I’m trying to make sense of one aspect of upper and lower bounds for polymorphic variants.
On one hand, you can write:
let x: [< `Red | `Green] = `Red;
On the other hand, you cannot give the type of
x an alias:
type t = [< `Red | `Green];
Only the following works:
type 'a t = [< `Red | `Green] as 'a;
let x: 'a t = `Red;
Apparently, there are implicit type variables in play. Is there any material that fully explains how constraints are inferred and propagated; and how they interact with non-constraint types? Thanks!
The closest I can find to what the type parameter means in the context of a polymorphic variant type, is a passage in the manual ( https://caml.inria.fr/pub/docs/manual-ocaml-4.06/lablexamples.html#sec48 ):
x is returned as is, input and return types are identical. The notation
as 'a denotes such type sharing.
This seems to indicate that the type parameter is used to capture the overall type of the open polymorphic variant, possibly to be used later.
To get to the point, the following type:
[< `Red | `Green]
Seems to be a syntax sugar for:
[< `Red | `Green] as 'a
You can confirm this by running:
let x: [< `Red | `Green] as 'a = `Red
x actually is polymorphic with a type parameter
'a. In a value definition OCaml automatically qualifies the type with whatever type parameter you use, but in a type definition it needs to be explicit. Hence, you need to explicitly write:
type 'a t = [< `Red | `Green] as 'a
I figured it out: http://2ality.com/2018/01/polymorphic-variants-reasonml.html

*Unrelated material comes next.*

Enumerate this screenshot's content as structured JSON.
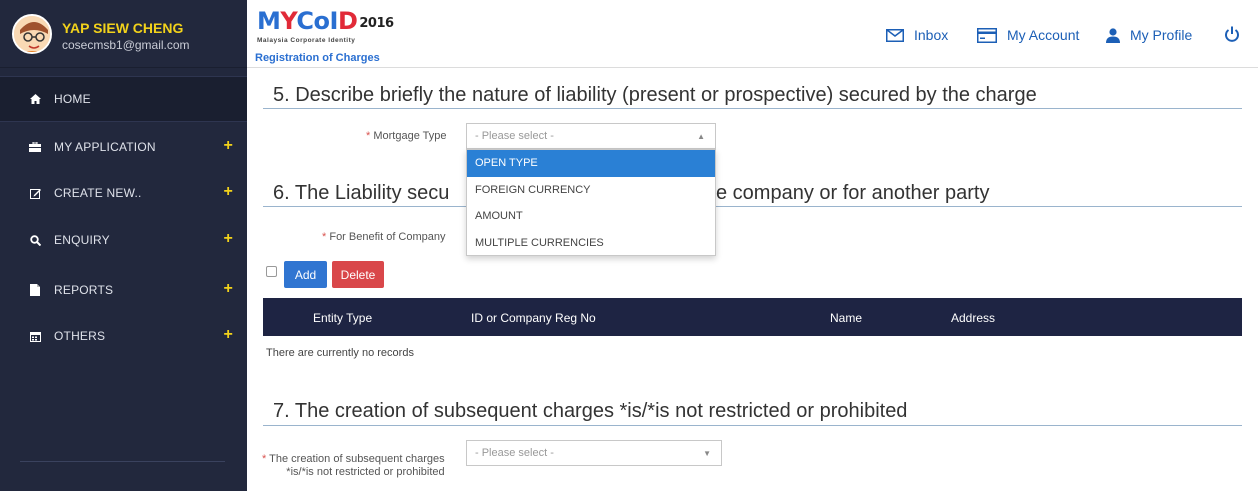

as is syntactic sugar:
# type t('a) = [> `Red] as 'a;
type t('a) = 'a constraint 'a = [> `Red ];